Letters to Little: Gospel-Centered Love

Letters to Little: Gospel-Centered Love

Dearest Little,

One day, you’re going to be able to formulate beliefs and opinions about God, about the world around you, and about the people within it. One day, you’re going to ask Mommy and Daddy a lot of questions about those three topics and knowing you, you won’t miss a thing. So here’s what I want you to always remember.

Every one (really every single person) struggles with sin and no sin is greater than another. Sin is anything that hurts God’s heart. It separates us from relationship with Him because He is perfect. That’s why each and every person needs Jesus because Jesus did what we couldn’t do for ourselves to bring us back into relationship with God. Jesus took the full weight of our past, present, and future screw ups and nailed it to the cross with Him, then conquered the consequence of sin (death) by rising from the dead. So we’re all on the same playing field; God doesn’t see my sin differently than He sees Daddy’s sin. Most importantly, when you have a relationship with Jesus, God doesn’t see your sin at all. He just sees Jesus.

We talk about this a lot, me and you. It’s important because if you lose sight of that truth it’s easy to begin to judge other people, thinking their sin is worse than your own. Pretty soon, it’s easy to find yourself thinking that your sin isn’t so sinful in light of their sin, and that’s when you lose sight of the beauty of the Gospel and what it means to love others in the way Jesus commanded us.

Loving others is something that gets talked about a lot. For some, loving others means that you have to agree with them on every front and be best friends. For others, loving others means you play nicely in your corner and let them play nicely in theirs with the mutual understanding that you’ll never engage with them. Neither of those definitions are what Jesus meant when He commanded us to love others as we love ourselves, nor are they the examples of love that He demonstrated for us to follow.

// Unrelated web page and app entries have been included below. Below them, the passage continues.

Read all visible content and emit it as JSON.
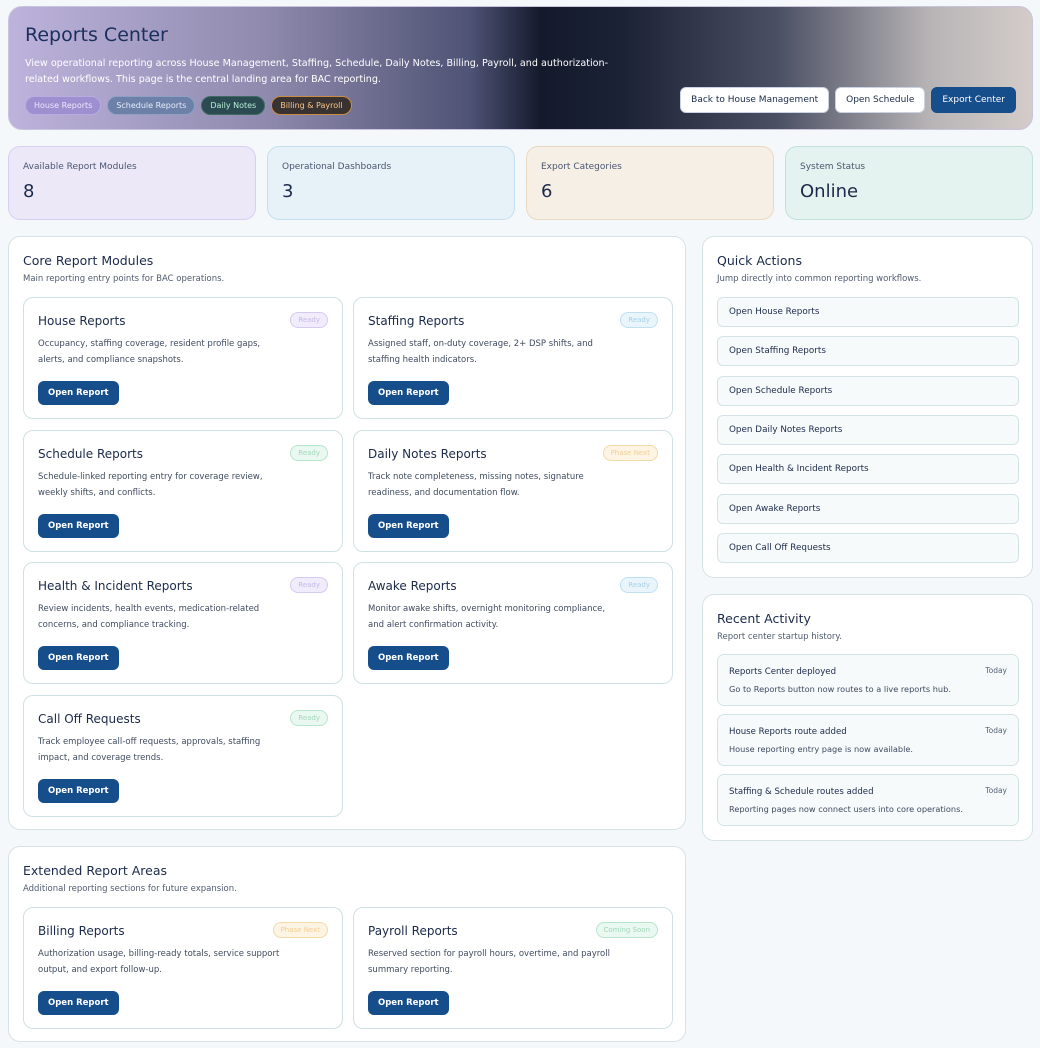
{
  "header": {
    "title": "Reports Center",
    "description": "View operational reporting across House Management, Staffing, Schedule, Daily Notes, Billing, Payroll, and authorization-related workflows. This page is the central landing area for BAC reporting.",
    "chips": [
      "House Reports",
      "Schedule Reports",
      "Daily Notes",
      "Billing & Payroll"
    ],
    "buttons": {
      "back": "Back to House Management",
      "schedule": "Open Schedule",
      "export": "Export Center"
    }
  },
  "stats": [
    {
      "label": "Available Report Modules",
      "value": "8"
    },
    {
      "label": "Operational Dashboards",
      "value": "3"
    },
    {
      "label": "Export Categories",
      "value": "6"
    },
    {
      "label": "System Status",
      "value": "Online"
    }
  ],
  "core": {
    "title": "Core Report Modules",
    "subtitle": "Main reporting entry points for BAC operations.",
    "cards": [
      {
        "title": "House Reports",
        "desc": "Occupancy, staffing coverage, resident profile gaps, alerts, and compliance snapshots.",
        "badge": "Ready",
        "button": "Open Report"
      },
      {
        "title": "Staffing Reports",
        "desc": "Assigned staff, on-duty coverage, 2+ DSP shifts, and staffing health indicators.",
        "badge": "Ready",
        "button": "Open Report"
      },
      {
        "title": "Schedule Reports",
        "desc": "Schedule-linked reporting entry for coverage review, weekly shifts, and conflicts.",
        "badge": "Ready",
        "button": "Open Report"
      },
      {
        "title": "Daily Notes Reports",
        "desc": "Track note completeness, missing notes, signature readiness, and documentation flow.",
        "badge": "Phase Next",
        "button": "Open Report"
      },
      {
        "title": "Health & Incident Reports",
        "desc": "Review incidents, health events, medication-related concerns, and compliance tracking.",
        "badge": "Ready",
        "button": "Open Report"
      },
      {
        "title": "Awake Reports",
        "desc": "Monitor awake shifts, overnight monitoring compliance, and alert confirmation activity.",
        "badge": "Ready",
        "button": "Open Report"
      },
      {
        "title": "Call Off Requests",
        "desc": "Track employee call-off requests, approvals, staffing impact, and coverage trends.",
        "badge": "Ready",
        "button": "Open Report"
      }
    ]
  },
  "extended": {
    "title": "Extended Report Areas",
    "subtitle": "Additional reporting sections for future expansion.",
    "cards": [
      {
        "title": "Billing Reports",
        "desc": "Authorization usage, billing-ready totals, service support output, and export follow-up.",
        "badge": "Phase Next",
        "button": "Open Report"
      },
      {
        "title": "Payroll Reports",
        "desc": "Reserved section for payroll hours, overtime, and payroll summary reporting.",
        "badge": "Coming Soon",
        "button": "Open Report"
      }
    ]
  },
  "quick_actions": {
    "title": "Quick Actions",
    "subtitle": "Jump directly into common reporting workflows.",
    "items": [
      "Open House Reports",
      "Open Staffing Reports",
      "Open Schedule Reports",
      "Open Daily Notes Reports",
      "Open Health & Incident Reports",
      "Open Awake Reports",
      "Open Call Off Requests"
    ]
  },
  "recent_activity": {
    "title": "Recent Activity",
    "subtitle": "Report center startup history.",
    "items": [
      {
        "title": "Reports Center deployed",
        "desc": "Go to Reports button now routes to a live reports hub.",
        "time": "Today"
      },
      {
        "title": "House Reports route added",
        "desc": "House reporting entry page is now available.",
        "time": "Today"
      },
      {
        "title": "Staffing & Schedule routes added",
        "desc": "Reporting pages now connect users into core operations.",
        "time": "Today"
      }
    ]
  }
}
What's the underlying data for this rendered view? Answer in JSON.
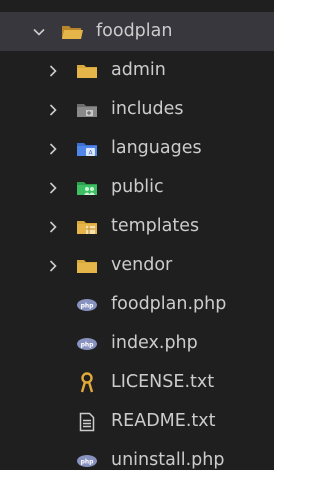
{
  "explorer": {
    "root": {
      "label": "foodplan",
      "icon": "folder-open-icon",
      "expanded": true
    },
    "items": [
      {
        "label": "admin",
        "type": "folder",
        "icon": "folder-icon"
      },
      {
        "label": "includes",
        "type": "folder",
        "icon": "folder-includes-icon"
      },
      {
        "label": "languages",
        "type": "folder",
        "icon": "folder-languages-icon"
      },
      {
        "label": "public",
        "type": "folder",
        "icon": "folder-public-icon"
      },
      {
        "label": "templates",
        "type": "folder",
        "icon": "folder-templates-icon"
      },
      {
        "label": "vendor",
        "type": "folder",
        "icon": "folder-icon"
      },
      {
        "label": "foodplan.php",
        "type": "file",
        "icon": "php-file-icon"
      },
      {
        "label": "index.php",
        "type": "file",
        "icon": "php-file-icon"
      },
      {
        "label": "LICENSE.txt",
        "type": "file",
        "icon": "license-file-icon"
      },
      {
        "label": "README.txt",
        "type": "file",
        "icon": "text-file-icon"
      },
      {
        "label": "uninstall.php",
        "type": "file",
        "icon": "php-file-icon"
      }
    ]
  },
  "colors": {
    "background": "#1f1f1f",
    "selected_row": "#37373d",
    "text": "#cccccc",
    "folder": "#d9a83a",
    "php_badge": "#8892bf",
    "license_key": "#e2a93b"
  }
}
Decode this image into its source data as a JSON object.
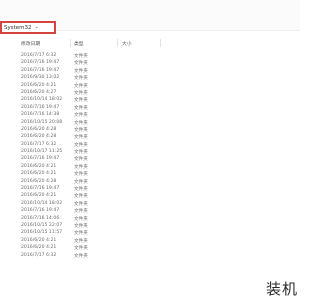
{
  "breadcrumb": {
    "path": "System32"
  },
  "columns": {
    "date": "修改日期",
    "type": "类型",
    "size": "大小"
  },
  "rows": [
    {
      "date": "2016/7/17 6:32",
      "type": "文件夹"
    },
    {
      "date": "2016/7/16 19:47",
      "type": "文件夹"
    },
    {
      "date": "2016/7/16 19:47",
      "type": "文件夹"
    },
    {
      "date": "2016/9/30 13:02",
      "type": "文件夹"
    },
    {
      "date": "2016/6/20 4:21",
      "type": "文件夹"
    },
    {
      "date": "2016/6/20 4:27",
      "type": "文件夹"
    },
    {
      "date": "2016/10/14 18:02",
      "type": "文件夹"
    },
    {
      "date": "2016/7/16 19:47",
      "type": "文件夹"
    },
    {
      "date": "2016/7/16 14:38",
      "type": "文件夹"
    },
    {
      "date": "2016/10/15 20:08",
      "type": "文件夹"
    },
    {
      "date": "2016/6/20 4:28",
      "type": "文件夹"
    },
    {
      "date": "2016/6/20 4:28",
      "type": "文件夹"
    },
    {
      "date": "2016/7/17 6:32",
      "type": "文件夹"
    },
    {
      "date": "2016/10/17 11:25",
      "type": "文件夹"
    },
    {
      "date": "2016/7/16 19:47",
      "type": "文件夹"
    },
    {
      "date": "2016/6/20 4:21",
      "type": "文件夹"
    },
    {
      "date": "2016/6/20 4:21",
      "type": "文件夹"
    },
    {
      "date": "2016/6/20 4:28",
      "type": "文件夹"
    },
    {
      "date": "2016/7/16 19:47",
      "type": "文件夹"
    },
    {
      "date": "2016/6/20 4:21",
      "type": "文件夹"
    },
    {
      "date": "2016/10/14 18:02",
      "type": "文件夹"
    },
    {
      "date": "2016/7/16 19:47",
      "type": "文件夹"
    },
    {
      "date": "2016/7/16 14:06",
      "type": "文件夹"
    },
    {
      "date": "2016/10/15 22:07",
      "type": "文件夹"
    },
    {
      "date": "2016/10/15 11:57",
      "type": "文件夹"
    },
    {
      "date": "2016/6/20 4:21",
      "type": "文件夹"
    },
    {
      "date": "2016/6/20 4:21",
      "type": "文件夹"
    },
    {
      "date": "2016/7/17 6:32",
      "type": "文件夹"
    }
  ],
  "watermark": {
    "text": "装机"
  },
  "colors": {
    "highlight_border": "#d6453b"
  }
}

Jesus loved in the messy way. He engaged with people as they were, where they were, and lovingly called them to follow Him. He didn’t condone their behavior, nor did He allow their behavior to prevent Him from interacting with them. This is massively missed in today’s culture. Jesus met their needs, listened to their requests, and loved people in practical ways, all the while inviting them to follow Him.

We see it with how He called Matthew, a tax collector who was seen as a liar, a cheat, a thief, and a traitor in the Jewish culture. Jesus didn’t dismiss Matthew because of his sin, He called Matthew to follow Him. Jesus’ engagement and invitation resulted in Matthew leaving his life of sin and following Jesus. Matthew went on to write the first Gospel to a Jewish audience, the same people he had once cheated.

We see it with the woman caught in the act of adultery. Jesus didn’t avoid the situation or turn a blind eye to her condemnation by religious leaders, nor did He berate her and condemn her, nor did He condone her behavior. Jesus simply asked a question that reminded the condemning crowd of their own sin. When the crowd dissipated, Jesus gently told the woman that He did not condemn her and called her to leave her life of sin. Remember, Jesus was perfect. If anyone had the right to condemn this woman, it was Him! However, Jesus understood that condemnation never leads to life nor freedom. Condemnation always ends in death, but genuine, Gospel-centered love will always lead to life.

To love others as Jesus has called us to will often feel awkward, messy, and unnatural because it often requires that we step outside of our comfort zone to engage with folks who are very different from us. What makes loving others with a Gospel-centered love so beautiful, is that as we engage with people who are different from us we see more of God’s image on display for the world. Every single person has been created in the image of God, and no two of us are the same. How cool is it that we get to see more of God’s character, personality, and design through the friendships and relationships we build with others? What’s more, every single person has been intentionally designed by God Himself. Can you imagine how special they are to Him, even if they don’t belief it to be so? Loving them is not only walking in obedience to Jesus, it’s honoring to both that person and to God by valuing that which He has made and loves.

Buddy, I wish I could tell you that Daddy and I get this whole loving others thing right all of the time, but we don’t. I wish I could tell you that Christians get it right all of the time, but they don’t. Unlike the religious leaders who, in a rare moment of clarity, understood Jesus’ statement to the adulterous woman, many of the religious leaders today have yet to grasp hold of it. It’s a big part of why there’s so much fear that drives how we interact with those who live differently than we do. Fear will always prevent you from loving others. Fear will cause you to make poor decisions and miss out on the beauty of the Gospel because (at its core) it denies the power of the Gospel. Hold fast to the Gospel, kiddo, and you’ll be able to love others the way that Jesus loves them because you realize how much He loves you.